TASK DETAILS
Please copy each line in the records below that contains the string "this".

══ SOURCE DATA ══

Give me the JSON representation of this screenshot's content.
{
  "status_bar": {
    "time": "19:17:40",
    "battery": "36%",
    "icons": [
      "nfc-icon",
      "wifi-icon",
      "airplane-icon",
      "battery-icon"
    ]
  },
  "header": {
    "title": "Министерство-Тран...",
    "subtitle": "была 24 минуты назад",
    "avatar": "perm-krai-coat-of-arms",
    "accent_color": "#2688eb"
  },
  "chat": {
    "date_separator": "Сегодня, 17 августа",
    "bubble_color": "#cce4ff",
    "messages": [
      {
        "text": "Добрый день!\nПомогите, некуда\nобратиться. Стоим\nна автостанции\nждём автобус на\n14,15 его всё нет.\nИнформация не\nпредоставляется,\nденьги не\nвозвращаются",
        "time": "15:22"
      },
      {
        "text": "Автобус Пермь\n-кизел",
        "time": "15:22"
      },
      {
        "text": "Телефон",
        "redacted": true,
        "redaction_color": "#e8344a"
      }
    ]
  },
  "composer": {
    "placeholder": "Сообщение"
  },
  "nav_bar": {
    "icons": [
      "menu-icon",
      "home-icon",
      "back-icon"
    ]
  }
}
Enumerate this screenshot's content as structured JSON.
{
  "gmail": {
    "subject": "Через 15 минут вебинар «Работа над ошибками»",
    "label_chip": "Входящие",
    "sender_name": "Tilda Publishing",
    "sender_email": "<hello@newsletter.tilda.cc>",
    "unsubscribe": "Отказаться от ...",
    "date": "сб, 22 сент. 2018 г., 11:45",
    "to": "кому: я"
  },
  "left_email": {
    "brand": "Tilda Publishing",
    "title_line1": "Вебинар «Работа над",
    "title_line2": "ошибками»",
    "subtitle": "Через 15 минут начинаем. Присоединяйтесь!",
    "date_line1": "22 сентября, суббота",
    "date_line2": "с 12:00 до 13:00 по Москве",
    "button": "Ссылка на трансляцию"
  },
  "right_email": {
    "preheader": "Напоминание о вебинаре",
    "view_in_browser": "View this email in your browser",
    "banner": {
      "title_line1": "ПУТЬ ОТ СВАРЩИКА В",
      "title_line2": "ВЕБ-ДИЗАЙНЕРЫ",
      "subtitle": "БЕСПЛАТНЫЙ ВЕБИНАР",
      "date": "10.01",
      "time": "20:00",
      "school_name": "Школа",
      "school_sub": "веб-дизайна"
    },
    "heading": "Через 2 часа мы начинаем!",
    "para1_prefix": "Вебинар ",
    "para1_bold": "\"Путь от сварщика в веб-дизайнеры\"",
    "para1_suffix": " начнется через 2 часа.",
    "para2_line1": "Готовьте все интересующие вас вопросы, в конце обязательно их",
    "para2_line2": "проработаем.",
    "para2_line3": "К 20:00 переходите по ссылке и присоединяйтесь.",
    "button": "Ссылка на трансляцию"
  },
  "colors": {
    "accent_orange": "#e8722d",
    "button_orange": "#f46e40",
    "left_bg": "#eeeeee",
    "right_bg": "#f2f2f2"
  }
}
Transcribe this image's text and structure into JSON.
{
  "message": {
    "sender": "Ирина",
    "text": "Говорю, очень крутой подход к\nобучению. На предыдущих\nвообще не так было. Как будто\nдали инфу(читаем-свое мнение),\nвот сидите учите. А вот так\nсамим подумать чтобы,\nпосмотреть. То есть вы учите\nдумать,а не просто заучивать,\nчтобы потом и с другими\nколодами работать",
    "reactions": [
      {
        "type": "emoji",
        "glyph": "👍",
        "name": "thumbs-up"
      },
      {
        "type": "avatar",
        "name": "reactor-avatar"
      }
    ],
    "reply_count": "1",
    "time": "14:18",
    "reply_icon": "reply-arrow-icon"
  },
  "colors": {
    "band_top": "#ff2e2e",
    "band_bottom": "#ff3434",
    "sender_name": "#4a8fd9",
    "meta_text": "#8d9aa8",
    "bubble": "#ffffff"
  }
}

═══

RESPONSE BELOW
Give me the JSON representation of this screenshot's content.
Enumerate this screenshot's content as structured JSON.
    "view_in_browser": "View this email in your browser",
Transcribe this image's text and structure into JSON.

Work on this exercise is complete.